Gore, Barrett, Mitchell, & Barrett, Lionel R. Barrett, Jr., Nashville, Tenn., on brief, for plaintiff-appellant.
Paul F. Bumpus, Nashville, Tenn., on brief, for defendant-appellee.
Before PHILLIPS, Chief Judge and CELEBREZZE and KENT, Circuit Judges.
Harrison appeals from the dismissal of his complaint for damages against a Nashville policeman.
The complaint charged that the officer committed an assault and battery against Harrison while he was in police custody on January 21, 1967, in violation of his civil rights, secured to him by 42 U.S.C. Secs. 1983 and 1985(3). Harrison's action was commenced February 24, 1971, but dismissed without prejudice for failure to cite a named defendant. The suit was refiled April 6, 1971, more than four years after the alleged assault and battery.
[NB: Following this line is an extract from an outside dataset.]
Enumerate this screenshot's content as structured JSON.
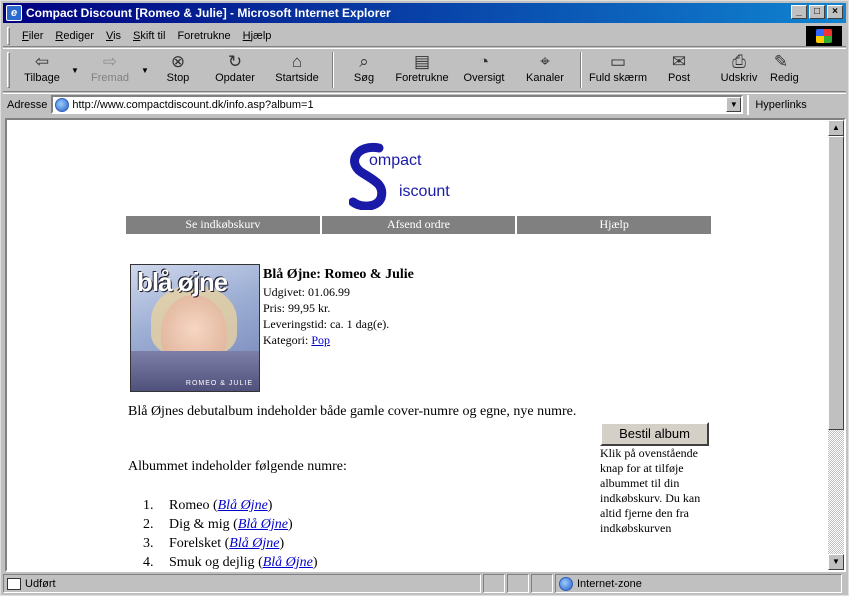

The District Court granted the motion for summary judgment on the ground that Harrison's action was barred by the one-year statute of limitations provided by T.C.A. Sec. 28-304. We affirm.
In Mulligan v. Schlachter, 389 F.2d 231, 233 (6th Cir. 1968) this court said: "Since the Civil Rights Act itself contains no limitation period, the courts will look to the most analogous statute of limitations of the state where the cause of action arose." It has long been Tennessee law that the disability of imprisonment does not save the statutory bar. Bledsoe v. Stokes, 60 Tenn. 312 (1872). Harrison urges this court to adopt a rule of law for Tennessee which would toll the running of the statute of limitations while he was imprisoned. This request goes against the established law of Tennessee, which this court is bound to follow. Crawford v. Zeitler, 326 F.2d 119 (6th Cir. 1964). To like effect see Jones v. Bombeck, 375 F.2d 737 (3rd Cir. 1967).